Neither of these definitions is broad enough to cover the function and organization of the "Bible Chair." Since the "Chair" stresses social and recreational activities, they do not constitute "the totality of a spiritual program." If it constitutes the totality of anything, it would be spiritual, social, and recreational! They do more than merely "promote Christian Education." The definition taken from the apparent official medium of the Bible Chair movement fails to define the "Chair" in that the "Chairs" are more than arrangements by the church. Not all the churches of Christ promote the "Chairs," hence "church of Christ Bible Chair" is a misnomer! Furthermore, INDIVIDUALS as well as certain churches are promoting and supporting the "Chairs."

Broadly speaking, the Bible Chair is an organization of separate direction (with one or two exceptions; the character of the "Chairs" demonstrate that they are separate entities from the church) from the church, supported by individuals and churches, designed to provide spiritual guidance, social and recreational opportunities.

Why Oppose the Chairs?

Paul taught two years in the school of Tyrannus (Acts 19:9), yet there is not the slightest hint in the entire New Testament of brethren or congregations of the Lord ever setting up any organization to provide or promote "Christian" education for colleges and universities.
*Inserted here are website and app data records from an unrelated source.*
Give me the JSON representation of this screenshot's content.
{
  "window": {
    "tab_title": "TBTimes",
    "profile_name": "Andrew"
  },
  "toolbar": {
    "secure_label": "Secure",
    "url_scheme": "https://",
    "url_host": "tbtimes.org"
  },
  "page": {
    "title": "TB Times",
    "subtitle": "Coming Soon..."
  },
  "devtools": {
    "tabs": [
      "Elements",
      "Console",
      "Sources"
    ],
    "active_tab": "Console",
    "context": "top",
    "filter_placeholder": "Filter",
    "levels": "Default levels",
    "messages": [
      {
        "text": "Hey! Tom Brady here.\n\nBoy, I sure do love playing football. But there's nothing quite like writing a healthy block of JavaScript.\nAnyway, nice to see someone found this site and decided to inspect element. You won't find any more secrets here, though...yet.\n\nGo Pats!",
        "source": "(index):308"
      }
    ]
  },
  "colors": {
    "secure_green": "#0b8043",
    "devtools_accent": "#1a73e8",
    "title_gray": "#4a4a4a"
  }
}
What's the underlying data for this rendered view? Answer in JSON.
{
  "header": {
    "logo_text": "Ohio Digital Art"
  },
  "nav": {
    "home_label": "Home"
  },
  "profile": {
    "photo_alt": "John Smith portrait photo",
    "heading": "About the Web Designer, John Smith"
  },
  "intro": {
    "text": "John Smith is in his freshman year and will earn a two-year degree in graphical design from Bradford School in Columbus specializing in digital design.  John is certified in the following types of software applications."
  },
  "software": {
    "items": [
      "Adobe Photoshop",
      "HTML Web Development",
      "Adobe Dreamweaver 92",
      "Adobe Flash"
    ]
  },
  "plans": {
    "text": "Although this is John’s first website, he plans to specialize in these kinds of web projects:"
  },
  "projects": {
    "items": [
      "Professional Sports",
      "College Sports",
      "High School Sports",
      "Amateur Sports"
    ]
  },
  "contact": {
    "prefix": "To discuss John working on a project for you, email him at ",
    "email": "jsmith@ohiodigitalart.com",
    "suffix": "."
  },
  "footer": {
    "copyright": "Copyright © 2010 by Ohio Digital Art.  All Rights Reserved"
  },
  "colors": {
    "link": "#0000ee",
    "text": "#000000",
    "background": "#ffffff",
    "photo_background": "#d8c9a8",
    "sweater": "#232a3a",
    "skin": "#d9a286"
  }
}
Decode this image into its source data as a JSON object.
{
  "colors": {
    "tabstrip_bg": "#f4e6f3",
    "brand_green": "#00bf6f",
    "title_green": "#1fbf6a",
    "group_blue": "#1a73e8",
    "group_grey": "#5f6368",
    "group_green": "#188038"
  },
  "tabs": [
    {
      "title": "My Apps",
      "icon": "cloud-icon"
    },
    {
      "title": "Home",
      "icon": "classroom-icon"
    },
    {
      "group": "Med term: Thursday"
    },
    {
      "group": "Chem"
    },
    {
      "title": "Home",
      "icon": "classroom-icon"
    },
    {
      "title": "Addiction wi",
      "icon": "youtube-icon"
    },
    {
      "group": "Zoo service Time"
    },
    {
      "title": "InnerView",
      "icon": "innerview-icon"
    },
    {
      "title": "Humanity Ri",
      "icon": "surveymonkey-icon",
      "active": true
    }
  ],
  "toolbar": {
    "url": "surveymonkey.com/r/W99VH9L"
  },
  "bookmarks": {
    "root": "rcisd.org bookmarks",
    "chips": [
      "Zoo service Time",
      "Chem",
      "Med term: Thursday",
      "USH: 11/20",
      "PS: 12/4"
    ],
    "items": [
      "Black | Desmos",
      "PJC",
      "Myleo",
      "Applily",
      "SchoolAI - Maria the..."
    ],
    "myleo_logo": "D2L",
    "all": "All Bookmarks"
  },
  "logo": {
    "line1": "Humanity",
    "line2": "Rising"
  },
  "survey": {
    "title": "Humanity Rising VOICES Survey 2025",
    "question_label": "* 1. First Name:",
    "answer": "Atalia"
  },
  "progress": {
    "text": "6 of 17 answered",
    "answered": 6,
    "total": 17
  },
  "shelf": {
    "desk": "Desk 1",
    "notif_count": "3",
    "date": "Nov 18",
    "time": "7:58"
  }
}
I can conceive of a brother, being supported by the local church where he preaches, or some other congregation, teaching Bible in a university. But for the life of me, I cannot see any facsimile between this and the so-called "Bible Chairs." The church is the "pillar and ground of the truth; " it is not the function of the church to provide social and recreational activities. The church may certainly teach the Bible to college students, but it may not (without going beyond that which is written) provide matters that in no way relate to the truth. Nor does it have the authority to set up an entity separate from the church to do this work. The sponsoring church arrangement for Bible Chairs are just as unscriptural as the same type of arrangements for the promotion of benevolent societies, etc. Can you picture the New Testament churches setting up such organizations and charging fees and tuition for the instruction in Bible and related subjects?


There is no doubt that the evil association, the worldliness, and anti-Christian philosophies in various schools and universities are taking their toll among the youth of the nation, and something needs to be done to off-set this problem. But brethren, the end does not justify the means! We must stop and consider the scripturalness or unscripturalness of this rapidly expanding program. I am convinced that this is another step in the direction of denominationalism. What do you think?

Truth Magazine VIII: 1, pp. 12-13 October 1963